--- Dataset excerpts Enclosed Below ---

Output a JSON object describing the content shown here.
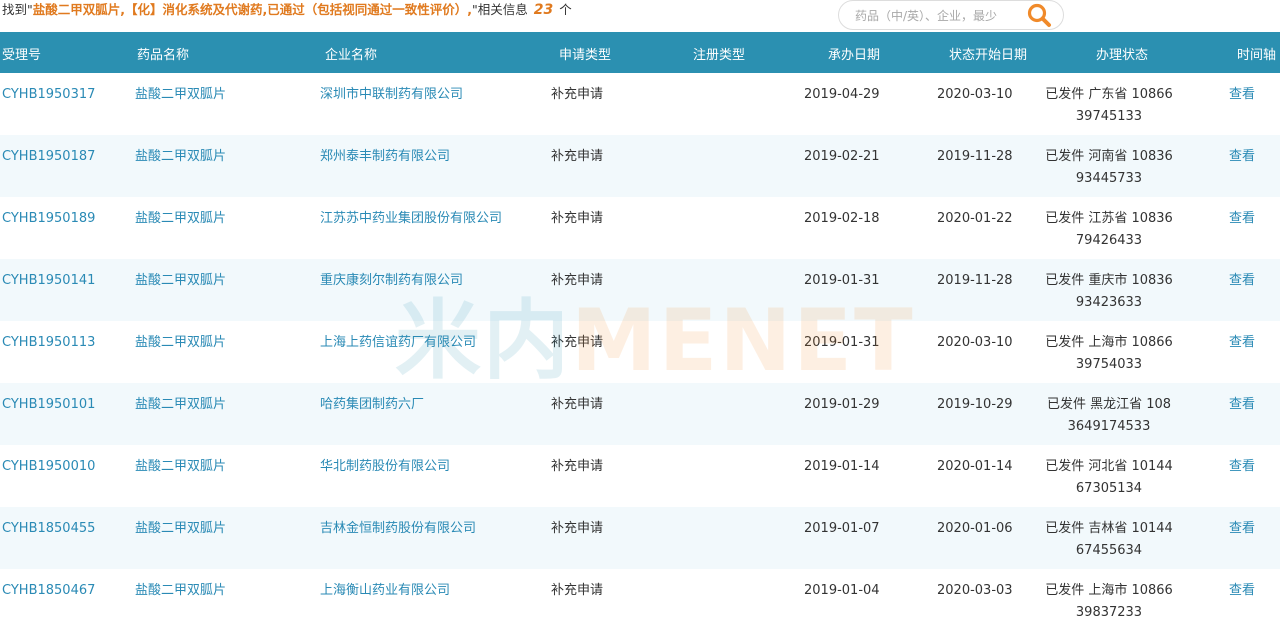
{
  "summary": {
    "prefix": "找到\"",
    "query": "盐酸二甲双胍片,【化】消化系统及代谢药,已通过（包括视同通过一致性评价）,",
    "middle": "\"相关信息",
    "count": "23",
    "suffix": "个"
  },
  "search": {
    "placeholder": "药品（中/英）、企业，最少"
  },
  "header": {
    "id": "受理号",
    "drug": "药品名称",
    "company": "企业名称",
    "apply_type": "申请类型",
    "reg_type": "注册类型",
    "undertake_date": "承办日期",
    "status_start": "状态开始日期",
    "status": "办理状态",
    "timeline": "时间轴"
  },
  "watermark": {
    "part1": "米内",
    "part2": "MENET"
  },
  "rows": [
    {
      "id": "CYHB1950317",
      "drug": "盐酸二甲双胍片",
      "company": "深圳市中联制药有限公司",
      "apply_type": "补充申请",
      "reg_type": "",
      "undertake_date": "2019-04-29",
      "status_start": "2020-03-10",
      "status": "已发件 广东省 10866 39745133",
      "view": "查看"
    },
    {
      "id": "CYHB1950187",
      "drug": "盐酸二甲双胍片",
      "company": "郑州泰丰制药有限公司",
      "apply_type": "补充申请",
      "reg_type": "",
      "undertake_date": "2019-02-21",
      "status_start": "2019-11-28",
      "status": "已发件 河南省 10836 93445733",
      "view": "查看"
    },
    {
      "id": "CYHB1950189",
      "drug": "盐酸二甲双胍片",
      "company": "江苏苏中药业集团股份有限公司",
      "apply_type": "补充申请",
      "reg_type": "",
      "undertake_date": "2019-02-18",
      "status_start": "2020-01-22",
      "status": "已发件 江苏省 10836 79426433",
      "view": "查看"
    },
    {
      "id": "CYHB1950141",
      "drug": "盐酸二甲双胍片",
      "company": "重庆康刻尔制药有限公司",
      "apply_type": "补充申请",
      "reg_type": "",
      "undertake_date": "2019-01-31",
      "status_start": "2019-11-28",
      "status": "已发件 重庆市 10836 93423633",
      "view": "查看"
    },
    {
      "id": "CYHB1950113",
      "drug": "盐酸二甲双胍片",
      "company": "上海上药信谊药厂有限公司",
      "apply_type": "补充申请",
      "reg_type": "",
      "undertake_date": "2019-01-31",
      "status_start": "2020-03-10",
      "status": "已发件 上海市 10866 39754033",
      "view": "查看"
    },
    {
      "id": "CYHB1950101",
      "drug": "盐酸二甲双胍片",
      "company": "哈药集团制药六厂",
      "apply_type": "补充申请",
      "reg_type": "",
      "undertake_date": "2019-01-29",
      "status_start": "2019-10-29",
      "status": "已发件 黑龙江省 108 3649174533",
      "view": "查看"
    },
    {
      "id": "CYHB1950010",
      "drug": "盐酸二甲双胍片",
      "company": "华北制药股份有限公司",
      "apply_type": "补充申请",
      "reg_type": "",
      "undertake_date": "2019-01-14",
      "status_start": "2020-01-14",
      "status": "已发件 河北省 10144 67305134",
      "view": "查看"
    },
    {
      "id": "CYHB1850455",
      "drug": "盐酸二甲双胍片",
      "company": "吉林金恒制药股份有限公司",
      "apply_type": "补充申请",
      "reg_type": "",
      "undertake_date": "2019-01-07",
      "status_start": "2020-01-06",
      "status": "已发件 吉林省 10144 67455634",
      "view": "查看"
    },
    {
      "id": "CYHB1850467",
      "drug": "盐酸二甲双胍片",
      "company": "上海衡山药业有限公司",
      "apply_type": "补充申请",
      "reg_type": "",
      "undertake_date": "2019-01-04",
      "status_start": "2020-03-03",
      "status": "已发件 上海市 10866 39837233",
      "view": "查看"
    }
  ]
}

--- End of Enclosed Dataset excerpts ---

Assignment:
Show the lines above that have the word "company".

Exercise output:
    "company": "企业名称",
      "company": "深圳市中联制药有限公司",
      "company": "郑州泰丰制药有限公司",
      "company": "江苏苏中药业集团股份有限公司",
      "company": "重庆康刻尔制药有限公司",
      "company": "上海上药信谊药厂有限公司",
      "company": "哈药集团制药六厂",
      "company": "华北制药股份有限公司",
      "company": "吉林金恒制药股份有限公司",
      "company": "上海衡山药业有限公司",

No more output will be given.